Where is the lost Devonshire treasure?
In 1818, Captain Bennett Graham was an officer in the British navy that commanded the H.M.S. Devonshire. He was given the task of taking a team down to the South Pacific for surveying. However, it was at this time that he decided that there was more money to be made in piracy than there was in surveying. He decided then to change his occupation and in doing so, change the mission of The Devonshire. On one particular mission, he took 350 galleons of gold from a Spanish ship. Knowing that the waters of Cocos Island are heavily shark infested, he decided to bury the treasure there and thought that it would be very safe from prospectors looking for gold. He thought that he would come back on his trip home and reclaim the treasure. Unfortunately on his mission home, he and his officers were hunted down and hung.
His crew was sent to a prison in Tasmania and most were never heard from again. However, in 1853, there came a woman into San Francisco named Mary Welch, who claimed to have been there at the time that Graham buried the treasure. She also claimed to know exactly where the treasure was buried. Not only did she remember the exact location but she also had a map that Graham had given her to keep safe. She had done exactly that during the thirty years that she spent in prison and so, she still had it. She gathered a group of investors and together they all travelled to the place where Graham had buried the gold. What Mary hadn’t planned on was that the landmarks that Graham and she both remembered were no longer there. It had been a long thirty years that she had been in prison and in the meanwhile, storms and other natural events had swept the landmarks away.

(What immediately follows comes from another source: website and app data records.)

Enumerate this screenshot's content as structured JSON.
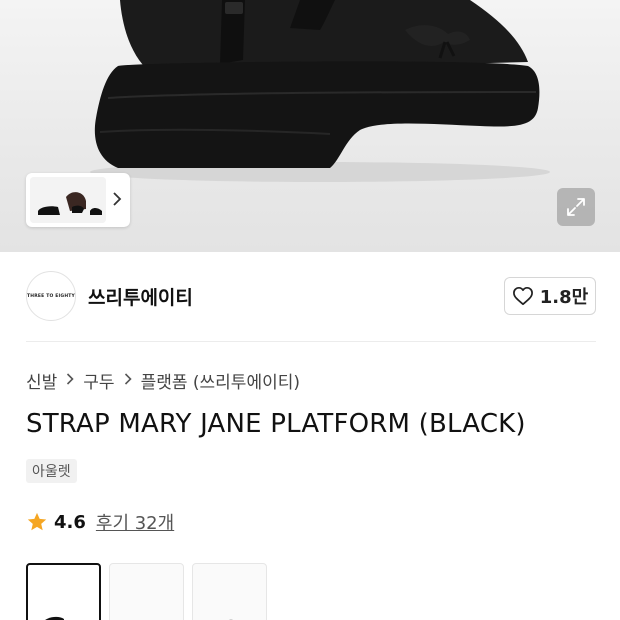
{
  "hero": {
    "expand_icon": "expand-icon",
    "thumb_next_icon": "chevron-right-icon"
  },
  "brand": {
    "logo_text": "THREE TO EIGHTY",
    "name": "쓰리투에이티",
    "like_icon": "heart-outline-icon",
    "like_count": "1.8만"
  },
  "breadcrumb": {
    "items": [
      "신발",
      "구두",
      "플랫폼 (쓰리투에이티)"
    ],
    "separator_icon": "chevron-right-icon"
  },
  "product": {
    "title": "STRAP MARY JANE PLATFORM (BLACK)",
    "tag": "아울렛"
  },
  "rating": {
    "star_icon": "star-icon",
    "star_color": "#f5a623",
    "score": "4.6",
    "reviews": "후기 32개"
  },
  "options": {
    "count": 3,
    "selected_index": 0
  }
}
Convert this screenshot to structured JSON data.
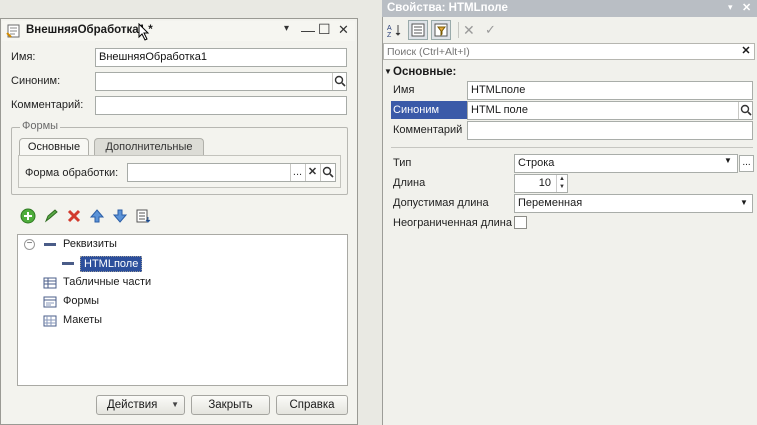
{
  "left_window": {
    "title": "ВнешняяОбработка1 *",
    "controls": {
      "pin": "▾",
      "minimize": "—",
      "maximize": "☐",
      "close": "✕"
    },
    "fields": {
      "name_label": "Имя:",
      "name_value": "ВнешняяОбработка1",
      "synonym_label": "Синоним:",
      "synonym_value": "",
      "comment_label": "Комментарий:",
      "comment_value": ""
    },
    "forms_group": {
      "title": "Формы",
      "tabs": [
        {
          "label": "Основные"
        },
        {
          "label": "Дополнительные"
        }
      ],
      "processing_form_label": "Форма обработки:",
      "processing_form_value": "",
      "select_button": "...",
      "clear_button": "✕",
      "search_button": "🔍"
    },
    "tree": {
      "items": [
        {
          "label": "Реквизиты"
        },
        {
          "label": "HTMLполе"
        },
        {
          "label": "Табличные части"
        },
        {
          "label": "Формы"
        },
        {
          "label": "Макеты"
        }
      ]
    },
    "buttons": {
      "actions": "Действия",
      "close": "Закрыть",
      "help": "Справка"
    }
  },
  "right_panel": {
    "title": "Свойства: HTMLполе",
    "controls": {
      "pin": "▾",
      "close": "✕"
    },
    "search_placeholder": "Поиск (Ctrl+Alt+I)",
    "section_title": "Основные:",
    "props": {
      "name_label": "Имя",
      "name_value": "HTMLполе",
      "synonym_label": "Синоним",
      "synonym_value": "HTML поле",
      "comment_label": "Комментарий",
      "comment_value": "",
      "type_label": "Тип",
      "type_value": "Строка",
      "length_label": "Длина",
      "length_value": "10",
      "allowed_length_label": "Допустимая длина",
      "allowed_length_value": "Переменная",
      "unlimited_length_label": "Неограниченная длина"
    }
  },
  "colors": {
    "panel_title_bg": "#b9bec4",
    "selected_label_bg": "#3a5aa8",
    "tree_selection": "#2c4f9c"
  }
}
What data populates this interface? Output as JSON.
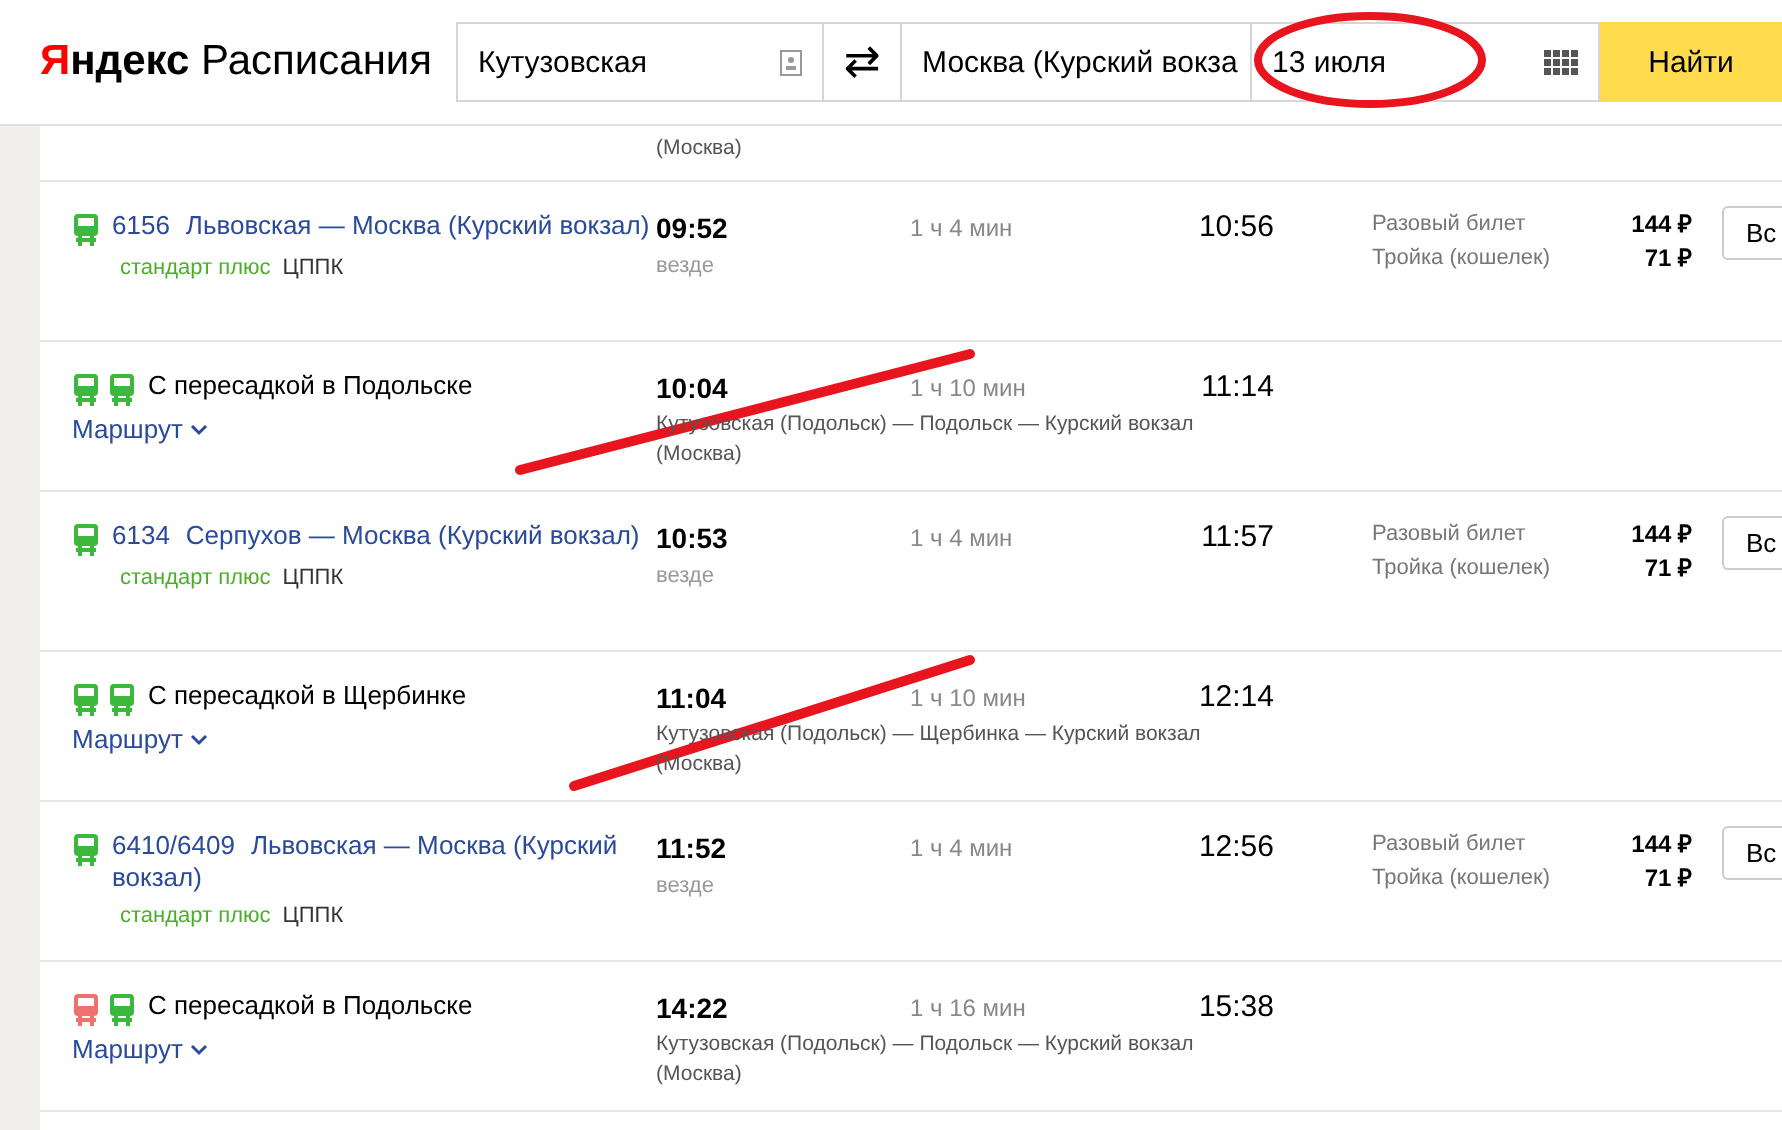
{
  "header": {
    "logo": {
      "brand": "Яндекс",
      "service": "Расписания"
    },
    "from": "Кутузовская",
    "swap": "⇄",
    "to": "Москва (Курский вокза",
    "date": "13 июля",
    "search_button": "Найти"
  },
  "partial_row": {
    "line": "(Москва)"
  },
  "rows": [
    {
      "kind": "train",
      "icons": [
        {
          "color": "#3cb93c"
        }
      ],
      "number": "6156",
      "route": "Львовская — Москва (Курский вокзал)",
      "category": "стандарт плюс",
      "carrier": "ЦППК",
      "departure": "09:52",
      "stops": "везде",
      "duration": "1 ч 4 мин",
      "arrival": "10:56",
      "fares": [
        {
          "label": "Разовый билет",
          "price": "144 ₽"
        },
        {
          "label": "Тройка (кошелек)",
          "price": "71 ₽"
        }
      ],
      "button": "Вс"
    },
    {
      "kind": "transfer",
      "icons": [
        {
          "color": "#3cb93c"
        },
        {
          "color": "#3cb93c"
        }
      ],
      "title": "С пересадкой в Подольске",
      "link": "Маршрут",
      "departure": "10:04",
      "path": "Кутузовская (Подольск) — Подольск — Курский вокзал (Москва)",
      "duration": "1 ч 10 мин",
      "arrival": "11:14"
    },
    {
      "kind": "train",
      "icons": [
        {
          "color": "#3cb93c"
        }
      ],
      "number": "6134",
      "route": "Серпухов — Москва (Курский вокзал)",
      "category": "стандарт плюс",
      "carrier": "ЦППК",
      "departure": "10:53",
      "stops": "везде",
      "duration": "1 ч 4 мин",
      "arrival": "11:57",
      "fares": [
        {
          "label": "Разовый билет",
          "price": "144 ₽"
        },
        {
          "label": "Тройка (кошелек)",
          "price": "71 ₽"
        }
      ],
      "button": "Вс"
    },
    {
      "kind": "transfer",
      "icons": [
        {
          "color": "#3cb93c"
        },
        {
          "color": "#3cb93c"
        }
      ],
      "title": "С пересадкой в Щербинке",
      "link": "Маршрут",
      "departure": "11:04",
      "path": "Кутузовская (Подольск) — Щербинка — Курский вокзал (Москва)",
      "duration": "1 ч 10 мин",
      "arrival": "12:14"
    },
    {
      "kind": "train",
      "icons": [
        {
          "color": "#3cb93c"
        }
      ],
      "number": "6410/6409",
      "route": "Львовская — Москва (Курский вокзал)",
      "category": "стандарт плюс",
      "carrier": "ЦППК",
      "departure": "11:52",
      "stops": "везде",
      "duration": "1 ч 4 мин",
      "arrival": "12:56",
      "fares": [
        {
          "label": "Разовый билет",
          "price": "144 ₽"
        },
        {
          "label": "Тройка (кошелек)",
          "price": "71 ₽"
        }
      ],
      "button": "Вс"
    },
    {
      "kind": "transfer",
      "icons": [
        {
          "color": "#f07070"
        },
        {
          "color": "#3cb93c"
        }
      ],
      "title": "С пересадкой в Подольске",
      "link": "Маршрут",
      "departure": "14:22",
      "path": "Кутузовская (Подольск) — Подольск — Курский вокзал (Москва)",
      "duration": "1 ч 16 мин",
      "arrival": "15:38"
    }
  ]
}
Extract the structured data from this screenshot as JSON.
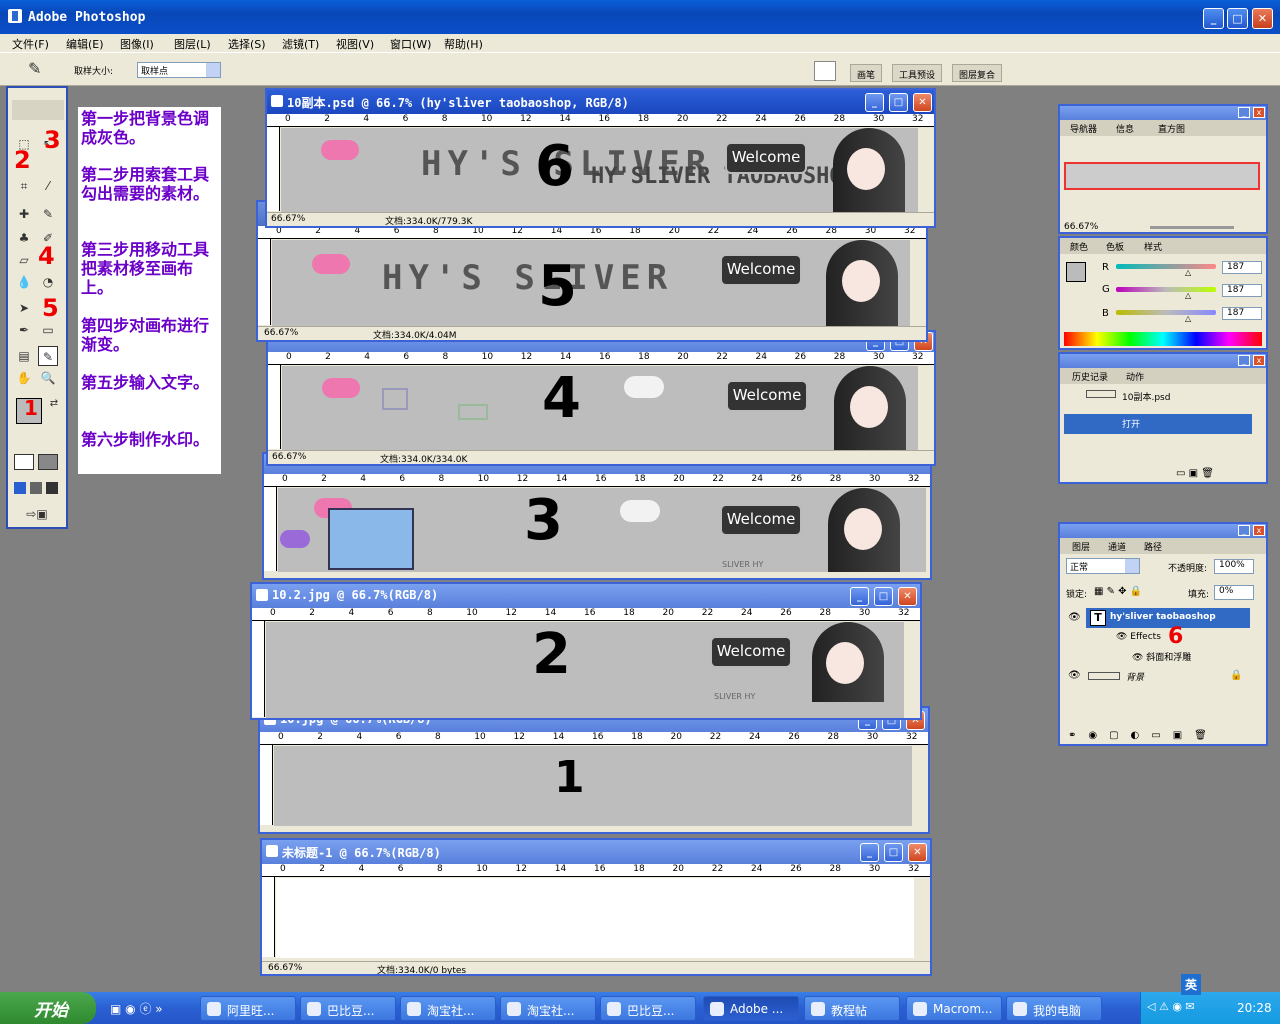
{
  "app": {
    "title": "Adobe Photoshop",
    "min": "_",
    "max": "□",
    "close": "✕"
  },
  "menu": [
    "文件(F)",
    "编辑(E)",
    "图像(I)",
    "图层(L)",
    "选择(S)",
    "滤镜(T)",
    "视图(V)",
    "窗口(W)",
    "帮助(H)"
  ],
  "options": {
    "sample_label": "取样大小:",
    "sample_value": "取样点"
  },
  "palette_well": [
    "画笔",
    "工具预设",
    "图层复合"
  ],
  "toolbox": {
    "markers": [
      "2",
      "3",
      "4",
      "5",
      "1"
    ]
  },
  "steps": [
    "第一步把背景色调成灰色。",
    "第二步用索套工具勾出需要的素材。",
    "第三步用移动工具把素材移至画布上。",
    "第四步对画布进行渐变。",
    "第五步输入文字。",
    "第六步制作水印。"
  ],
  "ruler_ticks": [
    "0",
    "2",
    "4",
    "6",
    "8",
    "10",
    "12",
    "14",
    "16",
    "18",
    "20",
    "22",
    "24",
    "26",
    "28",
    "30",
    "32"
  ],
  "documents": [
    {
      "title": "10副本.psd @ 66.7% (hy'sliver taobaoshop, RGB/8)",
      "zoom": "66.67%",
      "info": "文档:334.0K/779.3K",
      "number": "6",
      "logo": "HY'S SLIVER",
      "watermark": "HY'SLIVER TAOBAOSHOP",
      "welcome": "Welcome"
    },
    {
      "title": "",
      "zoom": "66.67%",
      "info": "文档:334.0K/4.04M",
      "number": "5",
      "logo": "HY'S SLIVER",
      "welcome": "Welcome"
    },
    {
      "title": "",
      "zoom": "66.67%",
      "info": "文档:334.0K/334.0K",
      "number": "4",
      "welcome": "Welcome"
    },
    {
      "title": "",
      "zoom": "",
      "info": "",
      "number": "3",
      "welcome": "Welcome",
      "credit": "SLIVER HY"
    },
    {
      "title": "10.2.jpg @ 66.7%(RGB/8)",
      "zoom": "",
      "info": "",
      "number": "2",
      "welcome": "Welcome",
      "credit": "SLIVER HY"
    },
    {
      "title": "10.jpg @ 66.7%(RGB/8)",
      "zoom": "",
      "info": "",
      "number": "1"
    },
    {
      "title": "未标题-1 @ 66.7%(RGB/8)",
      "zoom": "66.67%",
      "info": "文档:334.0K/0 bytes"
    }
  ],
  "navigator": {
    "tabs": [
      "导航器",
      "信息",
      "直方图"
    ],
    "zoom": "66.67%"
  },
  "color": {
    "tabs": [
      "颜色",
      "色板",
      "样式"
    ],
    "r_label": "R",
    "g_label": "G",
    "b_label": "B",
    "r": "187",
    "g": "187",
    "b": "187",
    "r_frac": 0.73,
    "g_frac": 0.73,
    "b_frac": 0.73,
    "swatch": "#bbbbbb"
  },
  "history": {
    "tabs": [
      "历史记录",
      "动作"
    ],
    "snapshot": "10副本.psd",
    "item": "打开"
  },
  "layers": {
    "tabs": [
      "图层",
      "通道",
      "路径"
    ],
    "blend": "正常",
    "opacity_label": "不透明度:",
    "opacity": "100%",
    "lock_label": "锁定:",
    "fill_label": "填充:",
    "fill": "0%",
    "text_layer": "hy'sliver taobaoshop",
    "effects": "Effects",
    "effect_item": "斜面和浮雕",
    "bg_layer": "背景",
    "marker": "6"
  },
  "taskbar": {
    "start": "开始",
    "items": [
      "阿里旺...",
      "巴比豆...",
      "淘宝社...",
      "淘宝社...",
      "巴比豆...",
      "Adobe ...",
      "教程帖",
      "Macrom...",
      "我的电脑"
    ],
    "ime": "英",
    "time": "20:28"
  }
}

The group still searched the island and dug in search of the treasure but they never found anything. The treasure has not been found to this day.
Kemo D. 7